The Ammonite: A Glimpse into The Past

The Ammonite: A Glimpse into The Past

This unique pyrite shell photo is great for wall art or as mineral canvas photo prints.

Long ago, pyrite filled in the fossil remains of an ancient creature similar to a large snail. The result is this fantastic work of natural art – a pyrite mineral specimen in a truly unique form. Joe Budd Photo

Few places on earth hold as many mysteries as the ocean. Much of our understanding about the history of the deep ocean comes from studying fossils like the ammonite and the rocks where they rest.

The ammonite was a warm sea mollusk creature that lived between 200 to 140 million years ago, during the Jurassic Period.[1] Their soft protruding bodies resembled the modern-day octopus or squid with a hard-coiled shell (like the nautilus) that would make up half its total length.

Paleontologists believe the ammonite spent most of their life in shallow waters. The thin plating that sealed their 26 chamber walls were made of mantle tissue, allowing the soft body to retract for protection. This structure made it unlikely for the shell to sustain the high pressures of the deep sea.

Being a warm shallow sea creature, geographers use the ammonite as an index fossil when determining the age of rock layers. To be an index fossil, a specimen will need to meet four criteria:[2]

  1. Must have a wide distribution
  2. Must be found in various parts of the world
  3. The species must evolve quickly
  4. Must be easy to recognize

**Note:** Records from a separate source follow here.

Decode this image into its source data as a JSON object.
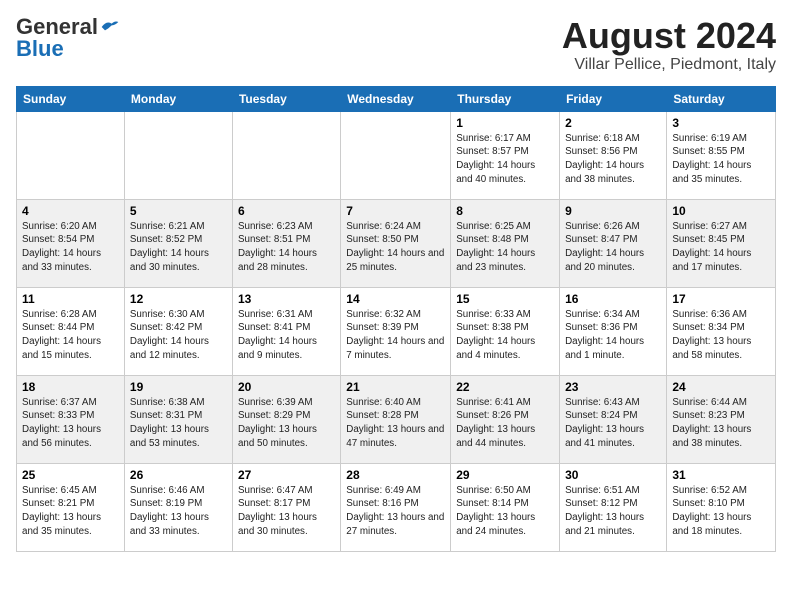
{
  "header": {
    "logo_general": "General",
    "logo_blue": "Blue",
    "month": "August 2024",
    "location": "Villar Pellice, Piedmont, Italy"
  },
  "days_of_week": [
    "Sunday",
    "Monday",
    "Tuesday",
    "Wednesday",
    "Thursday",
    "Friday",
    "Saturday"
  ],
  "weeks": [
    [
      {
        "day": "",
        "info": ""
      },
      {
        "day": "",
        "info": ""
      },
      {
        "day": "",
        "info": ""
      },
      {
        "day": "",
        "info": ""
      },
      {
        "day": "1",
        "info": "Sunrise: 6:17 AM\nSunset: 8:57 PM\nDaylight: 14 hours and 40 minutes."
      },
      {
        "day": "2",
        "info": "Sunrise: 6:18 AM\nSunset: 8:56 PM\nDaylight: 14 hours and 38 minutes."
      },
      {
        "day": "3",
        "info": "Sunrise: 6:19 AM\nSunset: 8:55 PM\nDaylight: 14 hours and 35 minutes."
      }
    ],
    [
      {
        "day": "4",
        "info": "Sunrise: 6:20 AM\nSunset: 8:54 PM\nDaylight: 14 hours and 33 minutes."
      },
      {
        "day": "5",
        "info": "Sunrise: 6:21 AM\nSunset: 8:52 PM\nDaylight: 14 hours and 30 minutes."
      },
      {
        "day": "6",
        "info": "Sunrise: 6:23 AM\nSunset: 8:51 PM\nDaylight: 14 hours and 28 minutes."
      },
      {
        "day": "7",
        "info": "Sunrise: 6:24 AM\nSunset: 8:50 PM\nDaylight: 14 hours and 25 minutes."
      },
      {
        "day": "8",
        "info": "Sunrise: 6:25 AM\nSunset: 8:48 PM\nDaylight: 14 hours and 23 minutes."
      },
      {
        "day": "9",
        "info": "Sunrise: 6:26 AM\nSunset: 8:47 PM\nDaylight: 14 hours and 20 minutes."
      },
      {
        "day": "10",
        "info": "Sunrise: 6:27 AM\nSunset: 8:45 PM\nDaylight: 14 hours and 17 minutes."
      }
    ],
    [
      {
        "day": "11",
        "info": "Sunrise: 6:28 AM\nSunset: 8:44 PM\nDaylight: 14 hours and 15 minutes."
      },
      {
        "day": "12",
        "info": "Sunrise: 6:30 AM\nSunset: 8:42 PM\nDaylight: 14 hours and 12 minutes."
      },
      {
        "day": "13",
        "info": "Sunrise: 6:31 AM\nSunset: 8:41 PM\nDaylight: 14 hours and 9 minutes."
      },
      {
        "day": "14",
        "info": "Sunrise: 6:32 AM\nSunset: 8:39 PM\nDaylight: 14 hours and 7 minutes."
      },
      {
        "day": "15",
        "info": "Sunrise: 6:33 AM\nSunset: 8:38 PM\nDaylight: 14 hours and 4 minutes."
      },
      {
        "day": "16",
        "info": "Sunrise: 6:34 AM\nSunset: 8:36 PM\nDaylight: 14 hours and 1 minute."
      },
      {
        "day": "17",
        "info": "Sunrise: 6:36 AM\nSunset: 8:34 PM\nDaylight: 13 hours and 58 minutes."
      }
    ],
    [
      {
        "day": "18",
        "info": "Sunrise: 6:37 AM\nSunset: 8:33 PM\nDaylight: 13 hours and 56 minutes."
      },
      {
        "day": "19",
        "info": "Sunrise: 6:38 AM\nSunset: 8:31 PM\nDaylight: 13 hours and 53 minutes."
      },
      {
        "day": "20",
        "info": "Sunrise: 6:39 AM\nSunset: 8:29 PM\nDaylight: 13 hours and 50 minutes."
      },
      {
        "day": "21",
        "info": "Sunrise: 6:40 AM\nSunset: 8:28 PM\nDaylight: 13 hours and 47 minutes."
      },
      {
        "day": "22",
        "info": "Sunrise: 6:41 AM\nSunset: 8:26 PM\nDaylight: 13 hours and 44 minutes."
      },
      {
        "day": "23",
        "info": "Sunrise: 6:43 AM\nSunset: 8:24 PM\nDaylight: 13 hours and 41 minutes."
      },
      {
        "day": "24",
        "info": "Sunrise: 6:44 AM\nSunset: 8:23 PM\nDaylight: 13 hours and 38 minutes."
      }
    ],
    [
      {
        "day": "25",
        "info": "Sunrise: 6:45 AM\nSunset: 8:21 PM\nDaylight: 13 hours and 35 minutes."
      },
      {
        "day": "26",
        "info": "Sunrise: 6:46 AM\nSunset: 8:19 PM\nDaylight: 13 hours and 33 minutes."
      },
      {
        "day": "27",
        "info": "Sunrise: 6:47 AM\nSunset: 8:17 PM\nDaylight: 13 hours and 30 minutes."
      },
      {
        "day": "28",
        "info": "Sunrise: 6:49 AM\nSunset: 8:16 PM\nDaylight: 13 hours and 27 minutes."
      },
      {
        "day": "29",
        "info": "Sunrise: 6:50 AM\nSunset: 8:14 PM\nDaylight: 13 hours and 24 minutes."
      },
      {
        "day": "30",
        "info": "Sunrise: 6:51 AM\nSunset: 8:12 PM\nDaylight: 13 hours and 21 minutes."
      },
      {
        "day": "31",
        "info": "Sunrise: 6:52 AM\nSunset: 8:10 PM\nDaylight: 13 hours and 18 minutes."
      }
    ]
  ]
}
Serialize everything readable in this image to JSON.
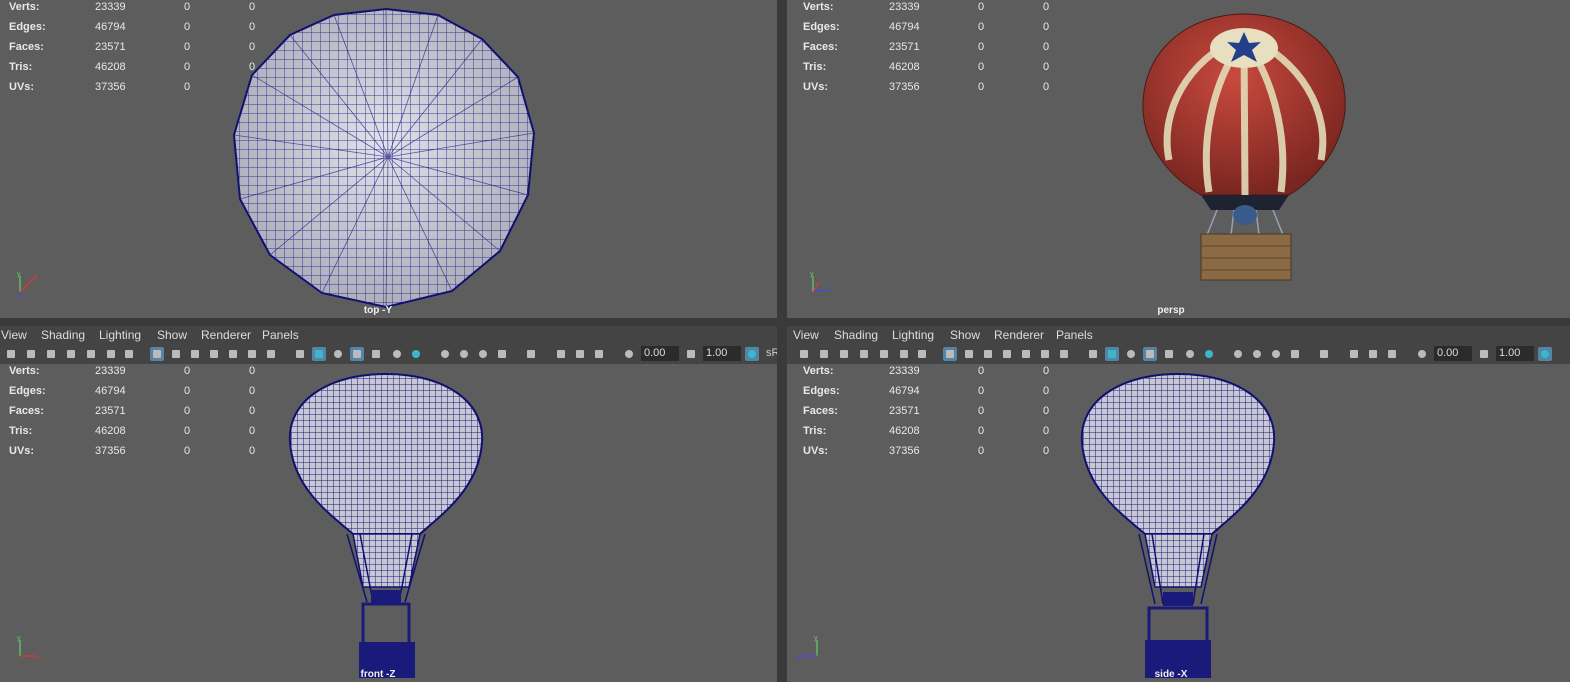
{
  "hud": {
    "labels": [
      "Verts:",
      "Edges:",
      "Faces:",
      "Tris:",
      "UVs:"
    ],
    "values": [
      "23339",
      "46794",
      "23571",
      "46208",
      "37356"
    ],
    "col2": [
      "0",
      "0",
      "0",
      "0",
      "0"
    ],
    "col3": [
      "0",
      "0",
      "0",
      "0",
      "0"
    ]
  },
  "viewports": {
    "top_left": {
      "camera": "top -Y"
    },
    "top_right": {
      "camera": "persp"
    },
    "bottom_left": {
      "camera": "front -Z"
    },
    "bottom_right": {
      "camera": "side -X"
    }
  },
  "menu": [
    "View",
    "Shading",
    "Lighting",
    "Show",
    "Renderer",
    "Panels"
  ],
  "toolbar": {
    "exposure": "0.00",
    "gamma": "1.00",
    "colorspace": "sR"
  },
  "axes": {
    "y": "y",
    "x": "x",
    "z": "z"
  },
  "colors": {
    "wire": "#1a1a7a",
    "balloon_red": "#b13a32",
    "stripe": "#e3dcb8",
    "viewport_bg": "#5d5d5d"
  },
  "icons": [
    "camera-icon",
    "grid-icon",
    "wireframe-icon",
    "smooth-shade-icon",
    "light-icon",
    "isolate-icon"
  ]
}
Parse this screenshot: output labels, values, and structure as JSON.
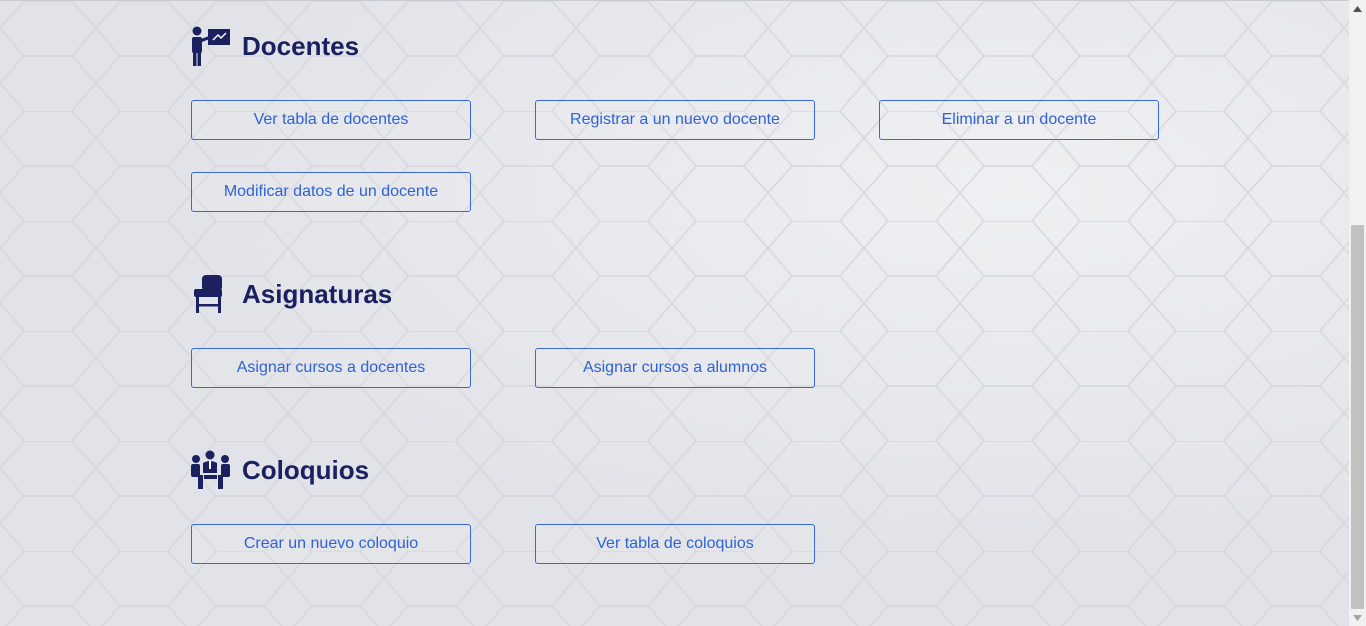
{
  "colors": {
    "heading": "#1a2060",
    "button_border": "#3a68d8",
    "button_text": "#2f62d6",
    "background": "#e2e3e8"
  },
  "sections": {
    "docentes": {
      "title": "Docentes",
      "icon": "teacher-board-icon",
      "buttons": {
        "ver_tabla": "Ver tabla de docentes",
        "registrar": "Registrar a un nuevo docente",
        "eliminar": "Eliminar a un docente",
        "modificar": "Modificar datos de un docente"
      }
    },
    "asignaturas": {
      "title": "Asignaturas",
      "icon": "school-desk-icon",
      "buttons": {
        "asignar_docentes": "Asignar cursos a docentes",
        "asignar_alumnos": "Asignar cursos a alumnos"
      }
    },
    "coloquios": {
      "title": "Coloquios",
      "icon": "meeting-group-icon",
      "buttons": {
        "crear": "Crear un nuevo coloquio",
        "ver_tabla": "Ver tabla de coloquios"
      }
    }
  },
  "scrollbar": {
    "up_icon": "scroll-up-arrow-icon",
    "down_icon": "scroll-down-arrow-icon"
  }
}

The Fossilization of Ammonites

When some people think of fossils, the first image that comes to mind is the tall skeleton of a tyrannosaurus rex. While all fossils are the remnants of an organism like bones, shells, and leaves, this includes remnants of activities like burrows and footprints.

Ammonites are more likely to create a fossil because of their hard shell. After the decomposition process, the shell is buried under sediment where chemical alteration or replacement and compaction occur. These shells have been found to survive tens of millions of years without damage.

Skeletons and shells containing calcium carbonate are replaced with calcite or aragonite to preserve its newfound shape. However, aragonite is unstable and more likely will dissolve away overtime than calcite, leaving behind a mold of the fossil. The empty molds that are left behind are likely to take in new minerals like silica or pyrite, creating intricate ammonite-shaped mineral pieces.

Natural ammonite from Calgary, Canada with rainbow coloring

Ammonites found in Canada can have a unique iridescent, colorful appearance that is often used in the creation of ammolite jewelry.

Mythical Ammolites

In rare instances, an ammonite is opalized by minerals coating and replacing the organic material through the veins of sedimentary rocks. Opalized specimens shine the same colors as an opal with flares of red, yellow, green, and blue. These ammonites were given the name “ammolite” in 1981 by the World Jewelry Confederation.[3]

There have been famous instances in history where the discovery of ammolite specimens would spur legends of dragons and serpents. In the Middle Ages, ammolites were thought to be “draconites” – a mythical gemstones from the head of dragons.[4] In 7th century Ireland, ammolites were thought to be the “snakestones” cast away by St. Patrick.[5]

Ammonite fossils give collectors a glimpse into an ancient earth where the climate was warmer and ocean front were full of life. The ammonites were quick in adapting to their environment, allowing a variety of shell shapes and sizes. Some ammonites like the parapuzosia seppenradensis grew to a diameter of 11 feet, making them a fearsome creature of the ancient sea.[6]

 

Interested in adding an ammonite to your collection? Follow the Arkenstone on their many mineral shows throughout the year! Information on the shows we’ll be attending can be found on our Mineral Shows page. We’d love to meet with you and talk about the specimens in our collections!

Also, we’ve recently updated our galleries with many impressive specimens from around the world. You can find our latest collections here.

[1] “Ammonites”. British Geological Survey. http://www.bgs.ac.uk/discoveringGeology/time/Fossilfocus/ammonite.html

[2] “The Rise And Fall of The Ammonites”. Fossil Facts and Finds. http://www.fossils-facts-and-finds.com/ammonites.html

[3] “Ammolite”. Alberta Geological Survey. http://ags.aer.ca/ammolite

[4] “Ammonite Gemstone Properties”. Shimmerlings. http://www.shimmerlings.com/gemstones/ammonite/

[5] Alfred K. “Ammonites, legends, and politics”. Academia. http://www.academia.edu/2325235/Ammonites_legends_and_politics_the_snakestones_of_Hilda_of_Whitby

[6] “Museum of Comparative Zoology”. Biodiveristy Heritage Library. http://www.biodiversitylibrary.org/page/3199542#page/115/mode/1up